- [Your task] Make a tally of the lines in the records that include the string "calendar", and give only that number.

START Provided records

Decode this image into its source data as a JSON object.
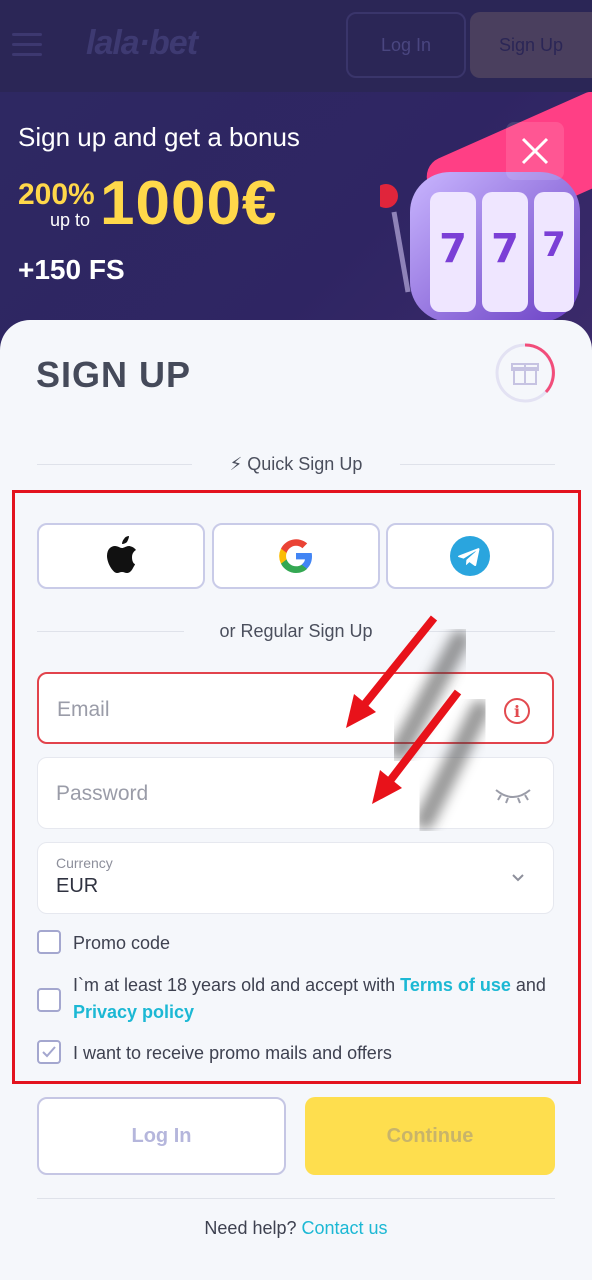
{
  "header": {
    "logo": "lala·bet",
    "login_label": "Log In",
    "signup_label": "Sign Up"
  },
  "banner": {
    "title": "Sign up and get a bonus",
    "percent": "200%",
    "up_to": "up to",
    "amount": "1000€",
    "free_spins": "+150 FS"
  },
  "form": {
    "title": "SIGN UP",
    "quick_signup": "⚡ Quick Sign Up",
    "regular_signup": "or Regular Sign Up",
    "email_placeholder": "Email",
    "password_placeholder": "Password",
    "currency_label": "Currency",
    "currency_value": "EUR",
    "promo_code": "Promo code",
    "terms_prefix": "I`m at least 18 years old and accept with ",
    "terms_link": "Terms of use",
    "terms_and": " and",
    "privacy_link": "Privacy policy",
    "promo_mails": "I want to receive promo mails and offers",
    "promo_mails_checked": true,
    "login_button": "Log In",
    "continue_button": "Continue",
    "help_text": "Need help?",
    "contact_link": "Contact us"
  },
  "colors": {
    "accent_yellow": "#fede4e",
    "link": "#1cb8d4",
    "error": "#e2434c",
    "highlight_box": "#e3131e"
  }
}
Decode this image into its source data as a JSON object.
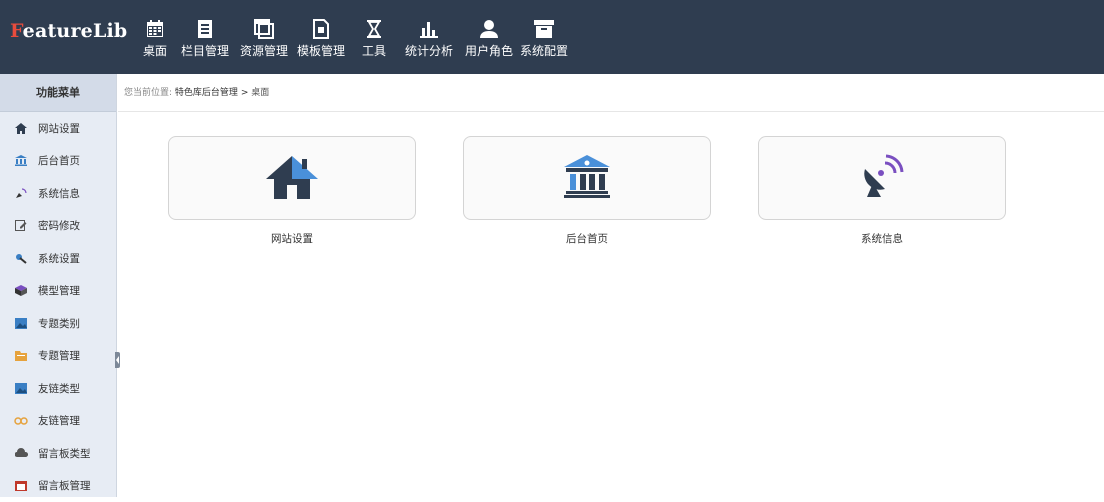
{
  "app": {
    "logo_first": "F",
    "logo_rest": "eatureLib"
  },
  "topnav": [
    {
      "label": "桌面",
      "icon": "calendar-icon"
    },
    {
      "label": "栏目管理",
      "icon": "document-icon"
    },
    {
      "label": "资源管理",
      "icon": "copy-icon"
    },
    {
      "label": "模板管理",
      "icon": "file-icon"
    },
    {
      "label": "工具",
      "icon": "hourglass-icon"
    },
    {
      "label": "统计分析",
      "icon": "bar-chart-icon"
    },
    {
      "label": "用户角色",
      "icon": "user-icon"
    },
    {
      "label": "系统配置",
      "icon": "archive-icon"
    }
  ],
  "sidebar": {
    "title": "功能菜单",
    "items": [
      {
        "label": "网站设置",
        "icon": "home-icon",
        "color": "#2f3d50"
      },
      {
        "label": "后台首页",
        "icon": "bank-icon",
        "color": "#3a7fc4"
      },
      {
        "label": "系统信息",
        "icon": "satellite-icon",
        "color": "#7a4fc0"
      },
      {
        "label": "密码修改",
        "icon": "edit-icon",
        "color": "#555555"
      },
      {
        "label": "系统设置",
        "icon": "wrench-icon",
        "color": "#3a7fc4"
      },
      {
        "label": "模型管理",
        "icon": "cube-icon",
        "color": "#7a4fc0"
      },
      {
        "label": "专题类别",
        "icon": "image-icon",
        "color": "#3a7fc4"
      },
      {
        "label": "专题管理",
        "icon": "folder-icon",
        "color": "#e6a23c"
      },
      {
        "label": "友链类型",
        "icon": "image-icon",
        "color": "#3a7fc4"
      },
      {
        "label": "友链管理",
        "icon": "link-icon",
        "color": "#e6a23c"
      },
      {
        "label": "留言板类型",
        "icon": "cloud-icon",
        "color": "#555555"
      },
      {
        "label": "留言板管理",
        "icon": "calendar-icon",
        "color": "#c0392b"
      }
    ]
  },
  "breadcrumb": {
    "prefix": "您当前位置:",
    "path": "特色库后台管理",
    "sep": ">",
    "current": "桌面"
  },
  "tiles": [
    {
      "label": "网站设置",
      "icon": "home-icon"
    },
    {
      "label": "后台首页",
      "icon": "bank-icon"
    },
    {
      "label": "系统信息",
      "icon": "satellite-icon"
    }
  ],
  "colors": {
    "topbar": "#2f3d50",
    "sidebar": "#e7ecf4",
    "accent": "#3a7fc4",
    "logo_first": "#e84c3d"
  }
}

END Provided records

- [Answer below] 2